flowery meadows, blossoming of bushes and trees, especially the
Pope 395 Translates as "blossoms". "The spring
flowers of Palestine are a striking spectacle".
Murphy 139 NRSV translates 12b as "the time of singing
has come". Murphy translates as "the time for pruning
has arrived". He writes that the word is a hapax and the
commentators vary between the two.
Keel 101 Has to mean singing, since vines pruned between
January and March (too early for other phenoma), grapes harvested
August/September (too late for other phenoma).
Pope 395 Difficult to decide. Most moderns favour singing,
since pruning supposedly comes too late in the year. Meek inclined
to singing, noting this same word in Akkadian appears in the
title of Tammuz ritual songs.
Keel 101 A migratory bird that shows up in Israel about the
middle of April.
Pope 396 Mentioned in Jer 8:7 with other migratory birds
that know and keep their proper times. There cooing is a sure
sign of spring.
Murphy 139 A hapax, but occurs in Aramaic and Arabic, and
designates the first, unripe fruit.
Pope 397-8 Budding of the fig tree a sure sign of spring
and harbinger of summer, as in Mark 13:28.

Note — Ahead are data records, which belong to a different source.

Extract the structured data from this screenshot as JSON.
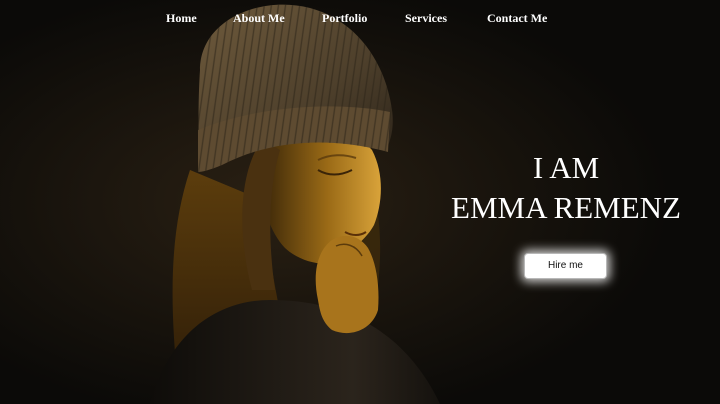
{
  "nav": {
    "items": [
      {
        "label": "Home"
      },
      {
        "label": "About Me"
      },
      {
        "label": "Portfolio"
      },
      {
        "label": "Services"
      },
      {
        "label": "Contact Me"
      }
    ]
  },
  "hero": {
    "line1": "I AM",
    "line2": "EMMA REMENZ",
    "button_label": "Hire me"
  },
  "colors": {
    "background": "#0c0b09",
    "tint": "#c18a1f",
    "text": "#ffffff"
  }
}
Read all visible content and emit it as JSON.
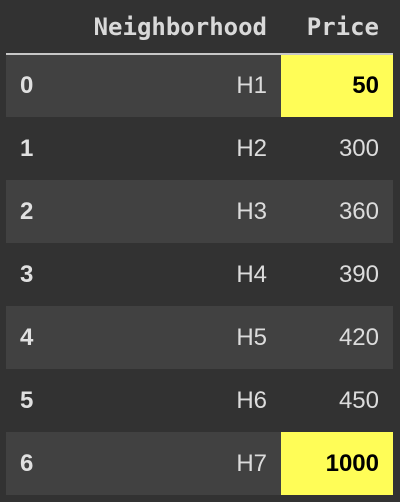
{
  "table": {
    "columns": [
      "",
      "Neighborhood",
      "Price"
    ],
    "rows": [
      {
        "index": "0",
        "neighborhood": "H1",
        "price": "50",
        "highlighted": true
      },
      {
        "index": "1",
        "neighborhood": "H2",
        "price": "300",
        "highlighted": false
      },
      {
        "index": "2",
        "neighborhood": "H3",
        "price": "360",
        "highlighted": false
      },
      {
        "index": "3",
        "neighborhood": "H4",
        "price": "390",
        "highlighted": false
      },
      {
        "index": "4",
        "neighborhood": "H5",
        "price": "420",
        "highlighted": false
      },
      {
        "index": "5",
        "neighborhood": "H6",
        "price": "450",
        "highlighted": false
      },
      {
        "index": "6",
        "neighborhood": "H7",
        "price": "1000",
        "highlighted": true
      }
    ]
  },
  "colors": {
    "background": "#323232",
    "row_alt": "#414141",
    "highlight": "#fffd57"
  }
}
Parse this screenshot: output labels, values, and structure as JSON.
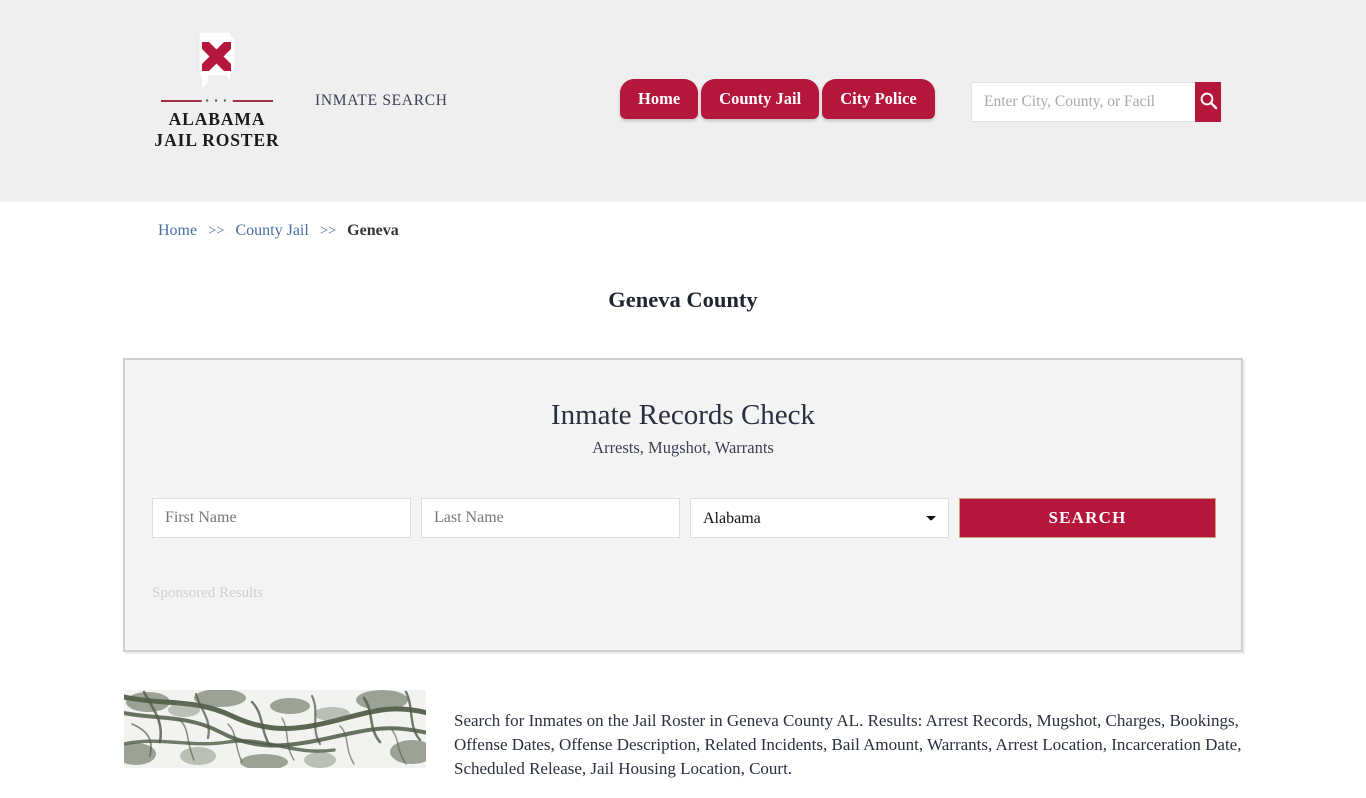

'vines' Keel 101 May indicate the place where the young
woman is supposed to go, because its mention closes the section
of the man's speech that seeks to motivate her movement. According
to "traditional Jewish literature fo the first centuries
A.D." young women went to vineyards on 15th of Ab and on
Yom Kippur (August and October). From Mishnah would "dance
in the vineyards". Judges 21:19-21 refers to yearly festival
at Shiloh. The Benjamites are instructed: "Go and lie in
wait in the vineyards and watch; when the young women of Shiloh
come out to dance in the dances, then come out of the vineyards
and each of you carry off a wife for himself...". (NRSV).
No date is given for this. Song 2:10-13 and 7:11-13 suggest a
festival at the end of April, begging of May.
'in blossom...' Pope 398-9 The term semadar
is used here as attributive accusative, "the vines (being)
Keel 69, 103-6 Dove associated with goddess of love in ANE.
'let me see...' Keel 106 Reminiscent of request of
Moses (Exod 33:18).
'sweet... comely...' Keel 107 The voice is just as
infatuating as the face is ravishing. The usual translations
"pleasent" , "lovely", etc. fail to do justice
to the intensity that livens this song.
Keel 108-10, Changes to a group addressing a group. The women,
since the vineyards are in bloom, need to have the foxes caught.
Keel 108-110. Foxes must be caught, since destroying the
vineyard, but hunt not taken too seriously.
Keel 110 Can scarely mean anything other than women. Fits
well in the context of the vineyard festival discussed.
Keel 8 Origen (185-253) saw as profane poetry, wedding
song. In this literal way it was mere superficial babble. He
advocated a typological meaning, that it was actually a model
for a higher reality. However he warned that it be read only
by those deaf to the entices of physical love and approved of
the Jewish regulation that only allowed mature (over age 30)
people read it.
Keel highlights the delicate balance required for a theological
"It goes without saying that both synagogue and church have
had trouble with the Song and with Ecclesiastes. Both little
books contain a measure of anarchy. When our hearts condemn us
for doing wrong (and rightly so, according to church and synagogue),
these books give us a glimpse of a God who is greater than our
hearts and who knows everything ...".
Murphy in NJBC (463) "Israel resisted the divinization
of sexuality of the ancient Near East. ... Human sexual love
was seen as intrinsically good; it could even be a symbol of
Presents us with a biblical model of intimacy - mutuality, fidelity,
sensuousness, devotion. It is widely held that it was preserved
and transmitted by sages of Israel who recognized it as a song
expression of the values of human love. Christianity can be grateful
for this, particularly in the light of early gnostic doctrines.
Copyright J.R. Lilburne, 13 November 2001.